Fuel: With no coal in the parish, it has to be obtained from Kelty, 6 miles to the south. Peat is used by the poorer people.
Many passengers to Perth and the north pass through Milnathort.

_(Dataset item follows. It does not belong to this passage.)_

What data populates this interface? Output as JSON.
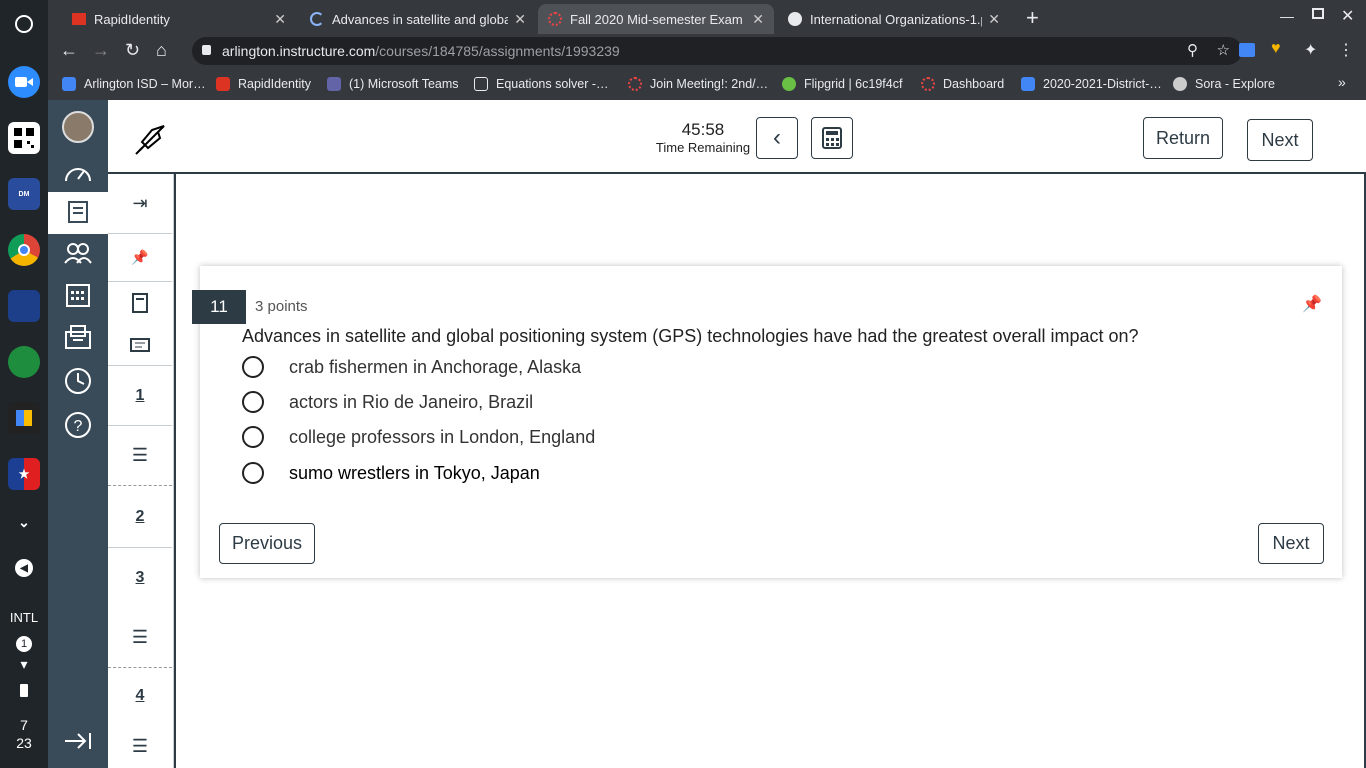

Market-town: Milnathort is the only market-town, and is the only village in the parish. There is a weekly corn-market, attended by distillers or their agents. Ten years ago an unsuccessful attempt was made to establish a butter, cheese and poultry-market.
The mail-coaches pass through Milnathort twice daily. There is only a penny-post to Kinross.
There are about fourteen miles of turnpike roads and another 14 miles of statute labour roads, all in good condition. The bridge over the Queich, to the south of Milnathort is old and badly constructed and in need of repair. It needs the attention of the trustees of the great north road who have carried out unimportant repairs elsewhere.
The mail-coaches for Aberdeen and Inverness, the Saxe-Cobourg to Perth, and the Defiance to Aberdeen, run daily from Edinburgh on the great north road. The Cobourg and Defiance do not run on Sundays. Sometimes other stage-coaches use the road. A service between Cupar and Stirling via Milnathort ran for a while but stopped operating some years ago.
Fairs: There are six annual markets or fairs. Two are for the sale of fat cattle and the others are for cattle, sheep and horses.
Fuel: Coal is easily obtained from pits in Fife which are 7 or 8 miles away.
Miscellaneous Observations: The roads are in excellent order.
April 1839.

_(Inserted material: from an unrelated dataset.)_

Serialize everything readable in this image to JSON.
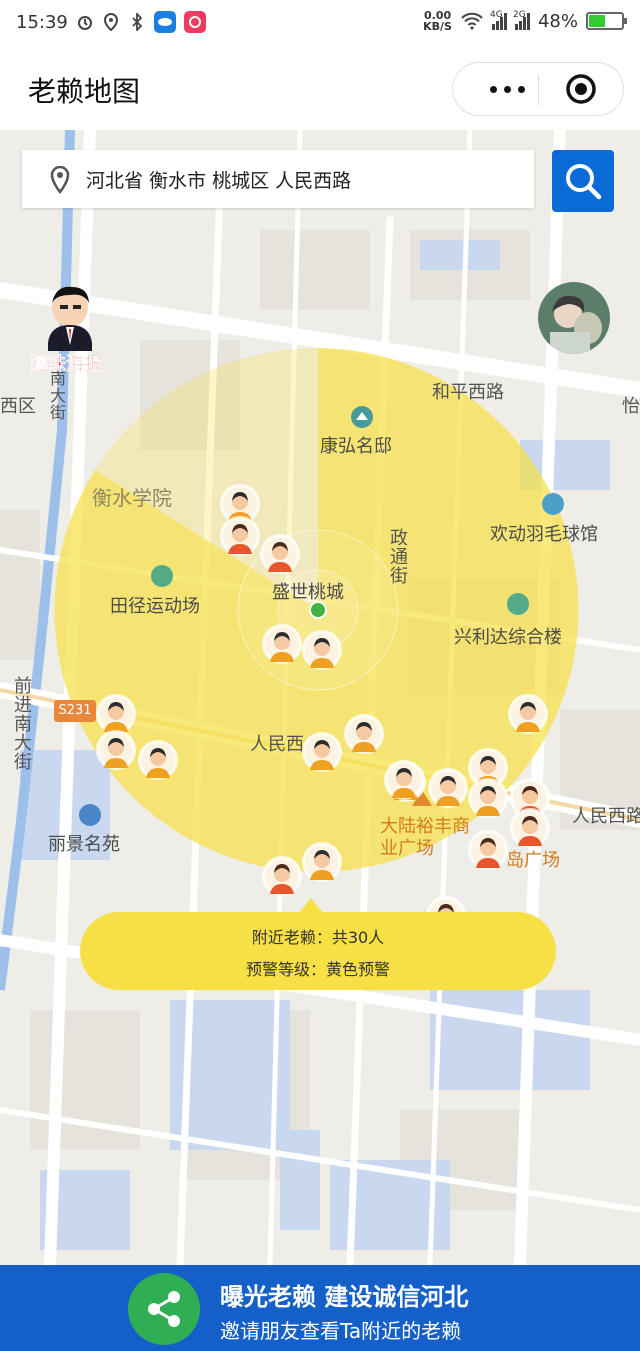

Portmoak parish - click for larger image OSA
The only bridge, that over the Leven, was built about 100 years ago. The roads are in poor condition. They are made under the statute labour system, which is now commuted.
Advantages and Disadvantages: Fuel is cheap with the coal pits of Lochow, Keltie and Lochgelly close at hand. Peat also is available locally.
The parish however is distant from markets and has very bad roads.
A great improvement would be effected if a turnpike road were to be made between Kinghorn or Burntisland through various parishes including Portmoak, to join the Queensferry to Perth road, north of Kinross. This would make for a shorter journey to Edinburgh. There would be a slightly longer crossing but considerable advantages in facilitating access to the market-towns on the coast.


Loch Leven from Portmoak parish with St Serf's Island in foreground

Fairs: The two largest villages have fairs, but they are very small with little business conducted at them.
Kinross is the nearest post-town. It does not have a market.
Means of Communication: Two turnpikes run through the parish but there are no public carriages. Roads and fences are in good order as are two bridges lately built over the Leven.